Records =
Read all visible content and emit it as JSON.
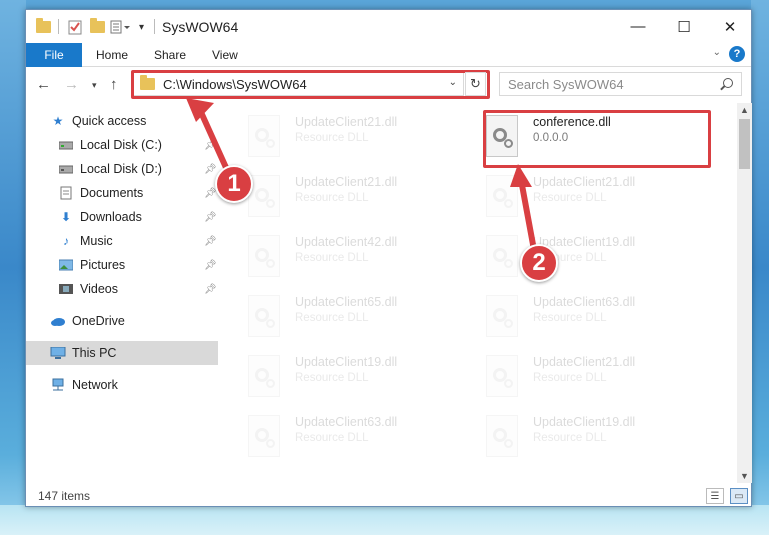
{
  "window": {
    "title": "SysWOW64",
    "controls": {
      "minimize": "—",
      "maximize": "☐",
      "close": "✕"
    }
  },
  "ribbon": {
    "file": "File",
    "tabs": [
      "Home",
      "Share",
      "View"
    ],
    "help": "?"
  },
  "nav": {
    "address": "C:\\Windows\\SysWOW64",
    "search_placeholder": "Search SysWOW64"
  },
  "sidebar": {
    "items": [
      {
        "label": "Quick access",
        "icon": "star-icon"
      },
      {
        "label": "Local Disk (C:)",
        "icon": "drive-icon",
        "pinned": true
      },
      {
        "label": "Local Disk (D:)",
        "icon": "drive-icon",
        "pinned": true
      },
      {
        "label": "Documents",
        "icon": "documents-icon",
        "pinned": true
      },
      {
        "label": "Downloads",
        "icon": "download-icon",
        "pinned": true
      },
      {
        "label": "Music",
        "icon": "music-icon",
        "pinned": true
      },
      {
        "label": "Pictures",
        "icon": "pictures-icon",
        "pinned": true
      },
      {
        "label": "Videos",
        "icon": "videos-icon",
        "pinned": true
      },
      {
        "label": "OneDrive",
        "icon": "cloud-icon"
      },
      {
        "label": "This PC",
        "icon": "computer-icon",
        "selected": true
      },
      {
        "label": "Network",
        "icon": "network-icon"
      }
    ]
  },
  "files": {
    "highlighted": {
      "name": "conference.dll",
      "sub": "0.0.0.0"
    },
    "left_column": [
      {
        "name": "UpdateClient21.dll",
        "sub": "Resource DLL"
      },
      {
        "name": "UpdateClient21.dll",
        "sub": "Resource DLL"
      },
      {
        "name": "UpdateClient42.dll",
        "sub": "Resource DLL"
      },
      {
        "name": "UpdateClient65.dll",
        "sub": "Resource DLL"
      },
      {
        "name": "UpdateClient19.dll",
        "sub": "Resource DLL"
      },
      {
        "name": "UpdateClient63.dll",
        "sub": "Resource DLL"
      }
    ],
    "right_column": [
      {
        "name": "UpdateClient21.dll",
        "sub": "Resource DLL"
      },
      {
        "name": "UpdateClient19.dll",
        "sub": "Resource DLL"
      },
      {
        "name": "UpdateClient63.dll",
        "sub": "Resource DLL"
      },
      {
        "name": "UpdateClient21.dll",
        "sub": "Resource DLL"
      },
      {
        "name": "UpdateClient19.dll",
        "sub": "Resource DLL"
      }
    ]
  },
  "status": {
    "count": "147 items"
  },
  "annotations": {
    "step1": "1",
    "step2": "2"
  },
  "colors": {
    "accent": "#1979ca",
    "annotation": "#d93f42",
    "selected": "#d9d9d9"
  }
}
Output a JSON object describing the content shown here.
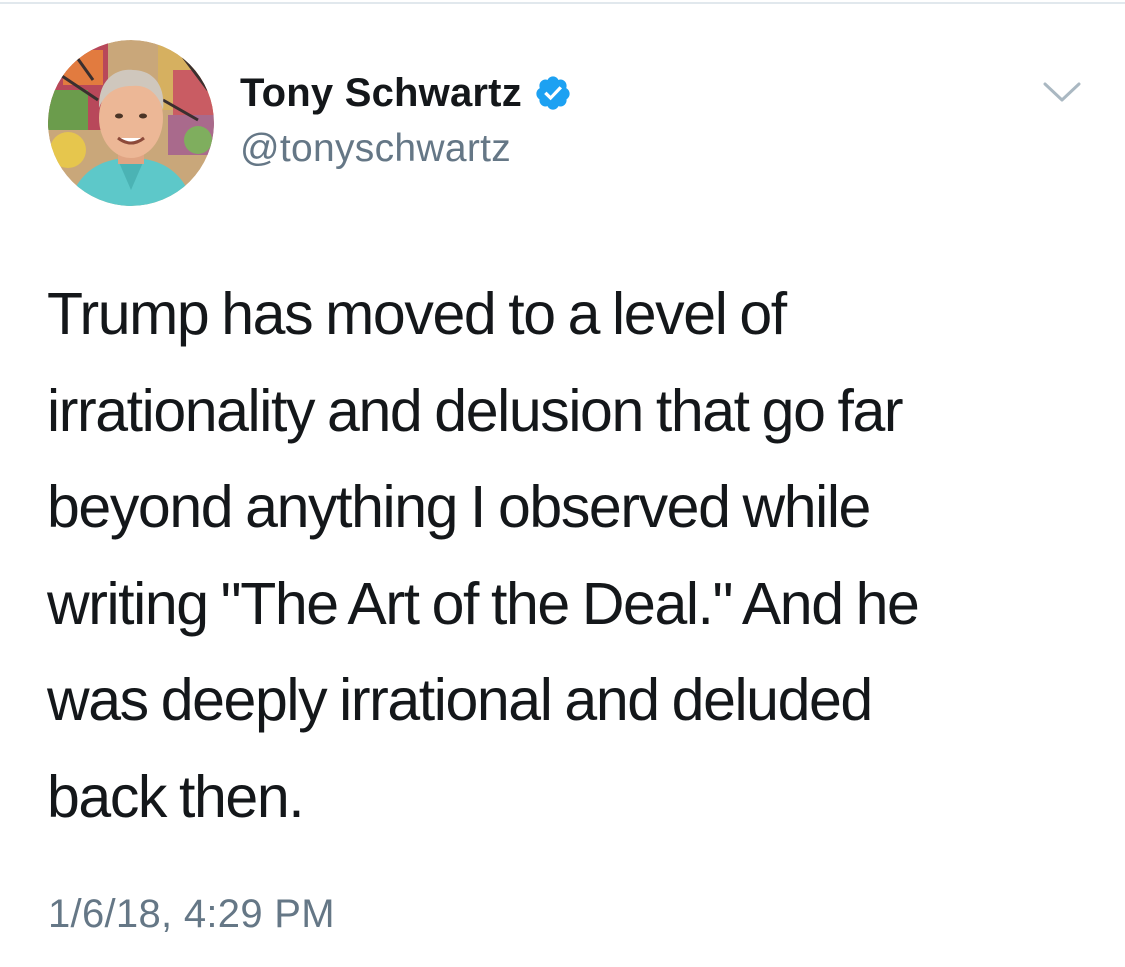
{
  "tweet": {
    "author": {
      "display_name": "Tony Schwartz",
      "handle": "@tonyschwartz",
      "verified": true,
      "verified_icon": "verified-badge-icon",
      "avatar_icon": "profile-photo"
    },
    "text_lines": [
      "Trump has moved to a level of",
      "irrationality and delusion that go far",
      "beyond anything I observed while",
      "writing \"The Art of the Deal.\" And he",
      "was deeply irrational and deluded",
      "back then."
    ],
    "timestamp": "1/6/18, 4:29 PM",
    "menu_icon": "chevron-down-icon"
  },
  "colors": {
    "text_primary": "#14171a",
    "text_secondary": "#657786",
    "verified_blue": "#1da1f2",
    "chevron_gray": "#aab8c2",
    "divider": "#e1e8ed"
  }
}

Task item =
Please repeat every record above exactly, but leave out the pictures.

Response area =
Read all visible content and emit it as JSON.
{
  "window": {
    "title": "SysWOW64",
    "controls": {
      "minimize": "—",
      "maximize": "☐",
      "close": "✕"
    }
  },
  "ribbon": {
    "file": "File",
    "tabs": [
      "Home",
      "Share",
      "View"
    ],
    "help": "?"
  },
  "nav": {
    "address": "C:\\Windows\\SysWOW64",
    "search_placeholder": "Search SysWOW64"
  },
  "sidebar": {
    "items": [
      {
        "label": "Quick access",
        "icon": "star-icon"
      },
      {
        "label": "Local Disk (C:)",
        "icon": "drive-icon",
        "pinned": true
      },
      {
        "label": "Local Disk (D:)",
        "icon": "drive-icon",
        "pinned": true
      },
      {
        "label": "Documents",
        "icon": "documents-icon",
        "pinned": true
      },
      {
        "label": "Downloads",
        "icon": "download-icon",
        "pinned": true
      },
      {
        "label": "Music",
        "icon": "music-icon",
        "pinned": true
      },
      {
        "label": "Pictures",
        "icon": "pictures-icon",
        "pinned": true
      },
      {
        "label": "Videos",
        "icon": "videos-icon",
        "pinned": true
      },
      {
        "label": "OneDrive",
        "icon": "cloud-icon"
      },
      {
        "label": "This PC",
        "icon": "computer-icon",
        "selected": true
      },
      {
        "label": "Network",
        "icon": "network-icon"
      }
    ]
  },
  "files": {
    "highlighted": {
      "name": "conference.dll",
      "sub": "0.0.0.0"
    },
    "left_column": [
      {
        "name": "UpdateClient21.dll",
        "sub": "Resource DLL"
      },
      {
        "name": "UpdateClient21.dll",
        "sub": "Resource DLL"
      },
      {
        "name": "UpdateClient42.dll",
        "sub": "Resource DLL"
      },
      {
        "name": "UpdateClient65.dll",
        "sub": "Resource DLL"
      },
      {
        "name": "UpdateClient19.dll",
        "sub": "Resource DLL"
      },
      {
        "name": "UpdateClient63.dll",
        "sub": "Resource DLL"
      }
    ],
    "right_column": [
      {
        "name": "UpdateClient21.dll",
        "sub": "Resource DLL"
      },
      {
        "name": "UpdateClient19.dll",
        "sub": "Resource DLL"
      },
      {
        "name": "UpdateClient63.dll",
        "sub": "Resource DLL"
      },
      {
        "name": "UpdateClient21.dll",
        "sub": "Resource DLL"
      },
      {
        "name": "UpdateClient19.dll",
        "sub": "Resource DLL"
      }
    ]
  },
  "status": {
    "count": "147 items"
  },
  "annotations": {
    "step1": "1",
    "step2": "2"
  },
  "colors": {
    "accent": "#1979ca",
    "annotation": "#d93f42",
    "selected": "#d9d9d9"
  }
}
Output a JSON object describing the content shown here.
{
  "tweet": {
    "author": {
      "display_name": "Tony Schwartz",
      "handle": "@tonyschwartz",
      "verified": true,
      "verified_icon": "verified-badge-icon",
      "avatar_icon": "profile-photo"
    },
    "text_lines": [
      "Trump has moved to a level of",
      "irrationality and delusion that go far",
      "beyond anything I observed while",
      "writing \"The Art of the Deal.\" And he",
      "was deeply irrational and deluded",
      "back then."
    ],
    "timestamp": "1/6/18, 4:29 PM",
    "menu_icon": "chevron-down-icon"
  },
  "colors": {
    "text_primary": "#14171a",
    "text_secondary": "#657786",
    "verified_blue": "#1da1f2",
    "chevron_gray": "#aab8c2",
    "divider": "#e1e8ed"
  }
}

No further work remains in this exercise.